Task prompt> Reproduce each of the following records without any deviation.

....

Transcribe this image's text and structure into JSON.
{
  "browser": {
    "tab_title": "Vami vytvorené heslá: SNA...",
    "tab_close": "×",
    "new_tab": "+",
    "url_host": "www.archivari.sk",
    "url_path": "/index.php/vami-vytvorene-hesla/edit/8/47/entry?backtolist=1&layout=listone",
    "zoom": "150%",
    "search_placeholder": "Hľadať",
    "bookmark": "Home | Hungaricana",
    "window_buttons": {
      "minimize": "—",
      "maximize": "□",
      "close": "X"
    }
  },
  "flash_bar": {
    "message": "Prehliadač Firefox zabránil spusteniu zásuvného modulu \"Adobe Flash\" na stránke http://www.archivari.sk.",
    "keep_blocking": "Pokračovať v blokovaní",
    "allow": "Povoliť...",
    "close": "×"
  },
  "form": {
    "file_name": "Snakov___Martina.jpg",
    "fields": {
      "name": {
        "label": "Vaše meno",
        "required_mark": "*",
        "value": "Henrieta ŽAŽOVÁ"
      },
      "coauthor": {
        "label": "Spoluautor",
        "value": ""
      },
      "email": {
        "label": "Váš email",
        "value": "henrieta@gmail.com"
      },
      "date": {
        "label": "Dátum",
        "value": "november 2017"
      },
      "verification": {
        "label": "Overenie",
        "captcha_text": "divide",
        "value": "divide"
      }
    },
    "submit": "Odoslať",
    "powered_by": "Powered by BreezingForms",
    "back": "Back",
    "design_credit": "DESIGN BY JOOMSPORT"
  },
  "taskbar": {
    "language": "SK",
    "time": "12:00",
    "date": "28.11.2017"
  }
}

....

Response to this exercise>
Transcribe this image's text and structure into JSON.
{
  "browser": {
    "tab_title": "Vami vytvorené heslá: SNA...",
    "tab_close": "×",
    "new_tab": "+",
    "url_host": "www.archivari.sk",
    "url_path": "/index.php/vami-vytvorene-hesla/edit/8/47/entry?backtolist=1&layout=listone",
    "zoom": "150%",
    "search_placeholder": "Hľadať",
    "bookmark": "Home | Hungaricana",
    "window_buttons": {
      "minimize": "—",
      "maximize": "□",
      "close": "X"
    }
  },
  "flash_bar": {
    "message": "Prehliadač Firefox zabránil spusteniu zásuvného modulu \"Adobe Flash\" na stránke http://www.archivari.sk.",
    "keep_blocking": "Pokračovať v blokovaní",
    "allow": "Povoliť...",
    "close": "×"
  },
  "form": {
    "file_name": "Snakov___Martina.jpg",
    "fields": {
      "name": {
        "label": "Vaše meno",
        "required_mark": "*",
        "value": "Henrieta ŽAŽOVÁ"
      },
      "coauthor": {
        "label": "Spoluautor",
        "value": ""
      },
      "email": {
        "label": "Váš email",
        "value": "henrieta@gmail.com"
      },
      "date": {
        "label": "Dátum",
        "value": "november 2017"
      },
      "verification": {
        "label": "Overenie",
        "captcha_text": "divide",
        "value": "divide"
      }
    },
    "submit": "Odoslať",
    "powered_by": "Powered by BreezingForms",
    "back": "Back",
    "design_credit": "DESIGN BY JOOMSPORT"
  },
  "taskbar": {
    "language": "SK",
    "time": "12:00",
    "date": "28.11.2017"
  }
}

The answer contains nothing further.